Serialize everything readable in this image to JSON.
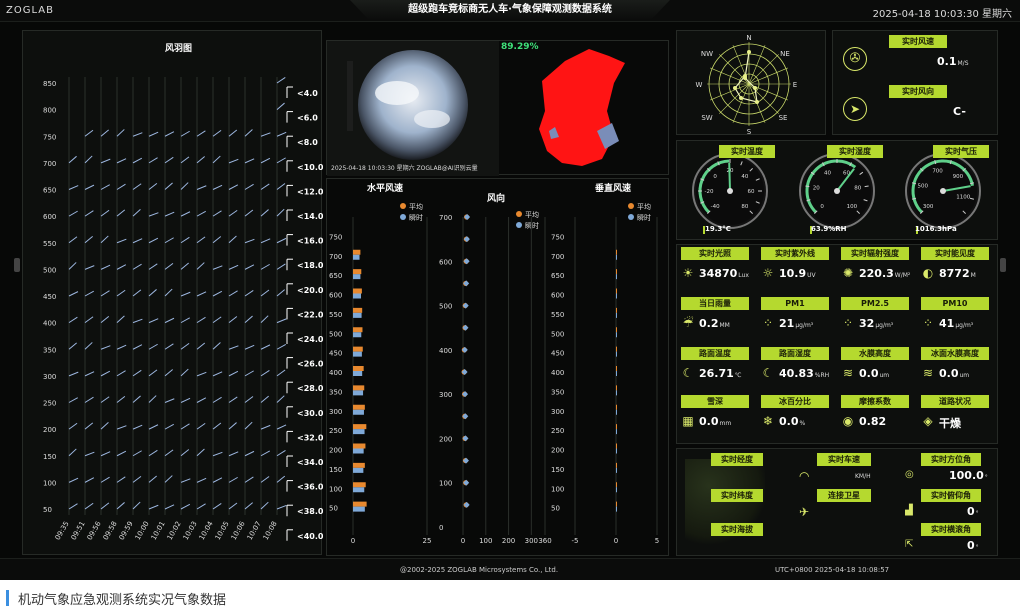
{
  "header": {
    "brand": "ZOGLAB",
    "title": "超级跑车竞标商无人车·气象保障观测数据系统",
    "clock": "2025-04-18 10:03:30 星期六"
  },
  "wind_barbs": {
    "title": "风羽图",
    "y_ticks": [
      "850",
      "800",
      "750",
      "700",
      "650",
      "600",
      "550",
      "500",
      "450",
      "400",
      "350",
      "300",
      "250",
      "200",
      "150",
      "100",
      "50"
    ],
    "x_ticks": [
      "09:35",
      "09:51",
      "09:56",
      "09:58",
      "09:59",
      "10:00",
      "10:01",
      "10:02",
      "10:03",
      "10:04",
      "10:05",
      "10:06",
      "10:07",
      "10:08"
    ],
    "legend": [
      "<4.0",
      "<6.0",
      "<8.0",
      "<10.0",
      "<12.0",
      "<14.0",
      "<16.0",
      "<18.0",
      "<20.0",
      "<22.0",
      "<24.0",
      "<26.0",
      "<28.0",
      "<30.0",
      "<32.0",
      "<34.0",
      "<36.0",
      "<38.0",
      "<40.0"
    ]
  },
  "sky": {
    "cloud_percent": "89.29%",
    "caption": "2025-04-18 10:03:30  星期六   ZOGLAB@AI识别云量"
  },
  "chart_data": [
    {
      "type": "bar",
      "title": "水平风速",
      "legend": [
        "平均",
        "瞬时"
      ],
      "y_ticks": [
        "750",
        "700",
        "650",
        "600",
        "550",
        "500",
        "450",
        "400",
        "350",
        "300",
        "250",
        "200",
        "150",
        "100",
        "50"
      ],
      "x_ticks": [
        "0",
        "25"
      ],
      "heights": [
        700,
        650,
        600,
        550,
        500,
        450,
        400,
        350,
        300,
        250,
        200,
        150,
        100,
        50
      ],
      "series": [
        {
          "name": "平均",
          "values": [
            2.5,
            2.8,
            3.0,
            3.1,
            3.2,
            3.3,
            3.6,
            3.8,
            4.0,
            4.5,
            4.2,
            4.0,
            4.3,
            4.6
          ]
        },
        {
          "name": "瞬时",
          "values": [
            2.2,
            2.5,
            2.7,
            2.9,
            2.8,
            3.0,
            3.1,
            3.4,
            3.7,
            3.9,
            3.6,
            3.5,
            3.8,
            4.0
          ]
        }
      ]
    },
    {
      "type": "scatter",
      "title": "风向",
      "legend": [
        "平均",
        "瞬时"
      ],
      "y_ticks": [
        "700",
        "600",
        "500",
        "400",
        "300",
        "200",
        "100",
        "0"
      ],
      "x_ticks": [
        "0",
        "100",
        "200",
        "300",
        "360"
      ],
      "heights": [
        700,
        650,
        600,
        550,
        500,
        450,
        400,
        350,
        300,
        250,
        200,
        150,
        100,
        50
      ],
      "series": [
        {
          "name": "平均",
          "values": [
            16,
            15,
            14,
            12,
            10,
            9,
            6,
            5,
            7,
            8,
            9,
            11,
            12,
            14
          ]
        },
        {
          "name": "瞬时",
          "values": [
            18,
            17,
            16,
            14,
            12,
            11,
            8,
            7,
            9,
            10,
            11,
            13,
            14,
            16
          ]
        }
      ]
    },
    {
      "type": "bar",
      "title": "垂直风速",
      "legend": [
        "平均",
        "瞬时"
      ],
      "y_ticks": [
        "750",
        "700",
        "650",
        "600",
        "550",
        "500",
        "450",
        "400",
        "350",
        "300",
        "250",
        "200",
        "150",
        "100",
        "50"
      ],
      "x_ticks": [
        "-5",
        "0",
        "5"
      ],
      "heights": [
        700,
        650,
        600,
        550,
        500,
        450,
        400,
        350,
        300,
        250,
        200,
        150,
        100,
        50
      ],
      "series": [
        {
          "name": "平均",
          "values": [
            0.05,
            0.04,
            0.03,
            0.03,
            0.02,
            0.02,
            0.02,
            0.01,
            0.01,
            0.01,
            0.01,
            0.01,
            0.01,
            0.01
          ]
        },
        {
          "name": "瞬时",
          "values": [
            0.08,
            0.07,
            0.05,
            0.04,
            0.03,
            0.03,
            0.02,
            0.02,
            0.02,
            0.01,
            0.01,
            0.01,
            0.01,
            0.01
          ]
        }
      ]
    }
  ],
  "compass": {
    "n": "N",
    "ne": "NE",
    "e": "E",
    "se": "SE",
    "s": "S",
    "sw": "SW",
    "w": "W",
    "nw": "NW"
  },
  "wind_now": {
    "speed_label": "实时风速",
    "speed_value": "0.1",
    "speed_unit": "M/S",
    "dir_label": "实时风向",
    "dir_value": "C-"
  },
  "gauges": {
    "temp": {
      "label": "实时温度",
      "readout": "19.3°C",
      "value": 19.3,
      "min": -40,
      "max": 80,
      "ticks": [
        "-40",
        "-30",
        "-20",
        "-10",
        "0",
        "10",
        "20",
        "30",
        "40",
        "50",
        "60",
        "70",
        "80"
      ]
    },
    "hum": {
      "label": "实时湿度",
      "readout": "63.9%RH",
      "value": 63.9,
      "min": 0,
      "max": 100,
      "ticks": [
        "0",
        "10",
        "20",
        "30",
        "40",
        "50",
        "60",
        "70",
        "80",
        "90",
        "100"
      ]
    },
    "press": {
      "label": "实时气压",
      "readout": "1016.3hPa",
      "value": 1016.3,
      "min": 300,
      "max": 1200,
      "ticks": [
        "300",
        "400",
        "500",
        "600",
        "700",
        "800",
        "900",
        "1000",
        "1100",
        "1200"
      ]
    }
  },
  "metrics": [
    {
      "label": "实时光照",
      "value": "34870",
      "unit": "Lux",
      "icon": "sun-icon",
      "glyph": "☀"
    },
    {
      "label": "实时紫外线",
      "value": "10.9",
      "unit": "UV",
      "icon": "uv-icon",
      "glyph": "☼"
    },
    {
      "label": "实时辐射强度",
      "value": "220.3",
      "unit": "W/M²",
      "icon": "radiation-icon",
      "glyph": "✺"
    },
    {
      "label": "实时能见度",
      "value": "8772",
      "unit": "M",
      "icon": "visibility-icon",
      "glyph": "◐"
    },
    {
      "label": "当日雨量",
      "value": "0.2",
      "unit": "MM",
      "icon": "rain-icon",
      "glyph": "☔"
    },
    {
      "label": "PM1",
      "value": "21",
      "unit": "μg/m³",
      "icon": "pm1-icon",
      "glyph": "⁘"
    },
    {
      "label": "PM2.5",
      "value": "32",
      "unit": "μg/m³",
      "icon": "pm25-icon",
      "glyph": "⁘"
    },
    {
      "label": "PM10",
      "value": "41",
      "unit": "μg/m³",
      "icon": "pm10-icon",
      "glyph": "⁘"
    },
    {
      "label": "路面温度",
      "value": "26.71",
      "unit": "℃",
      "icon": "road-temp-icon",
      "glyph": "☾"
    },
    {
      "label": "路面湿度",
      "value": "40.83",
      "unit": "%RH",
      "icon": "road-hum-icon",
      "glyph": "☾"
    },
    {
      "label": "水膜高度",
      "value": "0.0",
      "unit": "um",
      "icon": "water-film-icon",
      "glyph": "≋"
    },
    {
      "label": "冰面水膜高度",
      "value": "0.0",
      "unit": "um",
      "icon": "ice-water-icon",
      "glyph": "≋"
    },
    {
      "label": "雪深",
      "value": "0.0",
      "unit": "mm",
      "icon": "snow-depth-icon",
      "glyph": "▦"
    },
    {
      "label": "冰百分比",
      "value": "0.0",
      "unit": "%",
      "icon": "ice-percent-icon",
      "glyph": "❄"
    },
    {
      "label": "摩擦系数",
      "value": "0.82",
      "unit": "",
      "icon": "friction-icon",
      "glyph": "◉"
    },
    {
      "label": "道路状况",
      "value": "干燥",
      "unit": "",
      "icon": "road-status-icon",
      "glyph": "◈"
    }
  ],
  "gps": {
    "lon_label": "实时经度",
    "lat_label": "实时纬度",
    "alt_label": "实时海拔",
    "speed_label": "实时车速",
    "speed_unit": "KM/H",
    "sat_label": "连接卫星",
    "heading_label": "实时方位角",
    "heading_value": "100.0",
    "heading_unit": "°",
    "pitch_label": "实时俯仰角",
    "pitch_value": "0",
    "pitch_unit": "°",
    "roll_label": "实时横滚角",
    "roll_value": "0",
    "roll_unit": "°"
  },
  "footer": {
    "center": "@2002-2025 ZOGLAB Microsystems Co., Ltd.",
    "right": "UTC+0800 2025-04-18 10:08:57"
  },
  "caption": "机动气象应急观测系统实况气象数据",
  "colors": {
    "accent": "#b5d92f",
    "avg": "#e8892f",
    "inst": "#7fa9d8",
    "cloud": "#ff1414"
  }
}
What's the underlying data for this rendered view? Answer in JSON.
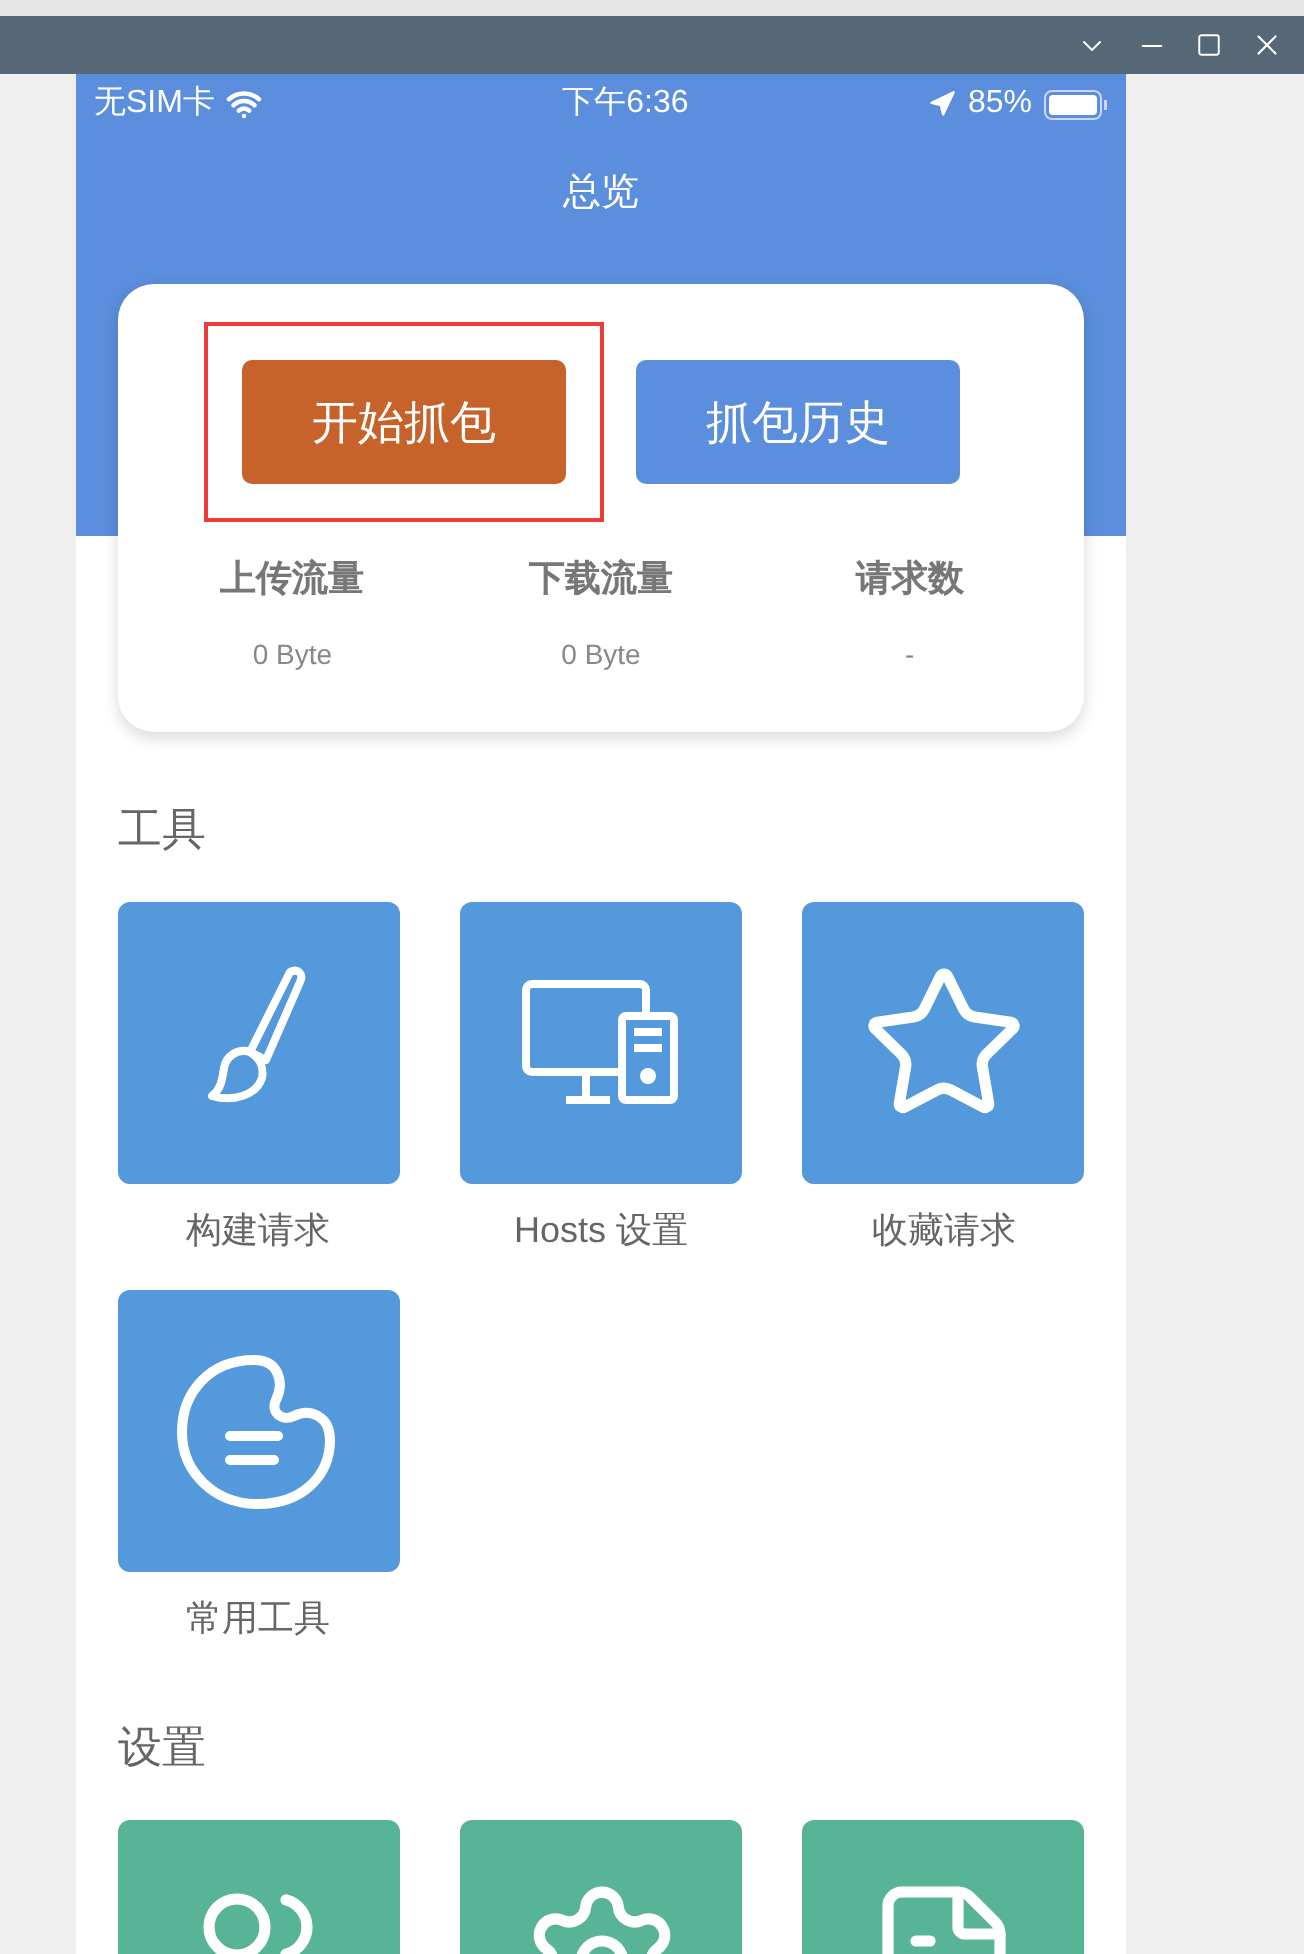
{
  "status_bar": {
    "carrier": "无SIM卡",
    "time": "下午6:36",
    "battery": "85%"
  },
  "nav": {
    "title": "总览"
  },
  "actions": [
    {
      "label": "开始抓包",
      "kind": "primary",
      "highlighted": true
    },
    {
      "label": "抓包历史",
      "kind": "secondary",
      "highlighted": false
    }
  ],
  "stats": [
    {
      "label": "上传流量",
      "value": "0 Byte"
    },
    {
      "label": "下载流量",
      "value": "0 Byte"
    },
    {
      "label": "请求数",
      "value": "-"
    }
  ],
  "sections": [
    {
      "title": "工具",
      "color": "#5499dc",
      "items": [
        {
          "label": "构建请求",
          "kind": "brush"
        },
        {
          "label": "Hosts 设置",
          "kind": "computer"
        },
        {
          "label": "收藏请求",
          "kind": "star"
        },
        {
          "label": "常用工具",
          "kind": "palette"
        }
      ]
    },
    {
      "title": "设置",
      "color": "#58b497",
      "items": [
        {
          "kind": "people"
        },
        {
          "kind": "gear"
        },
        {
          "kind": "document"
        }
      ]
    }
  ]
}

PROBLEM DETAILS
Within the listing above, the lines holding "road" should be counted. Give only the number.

ANSWER BELOW
3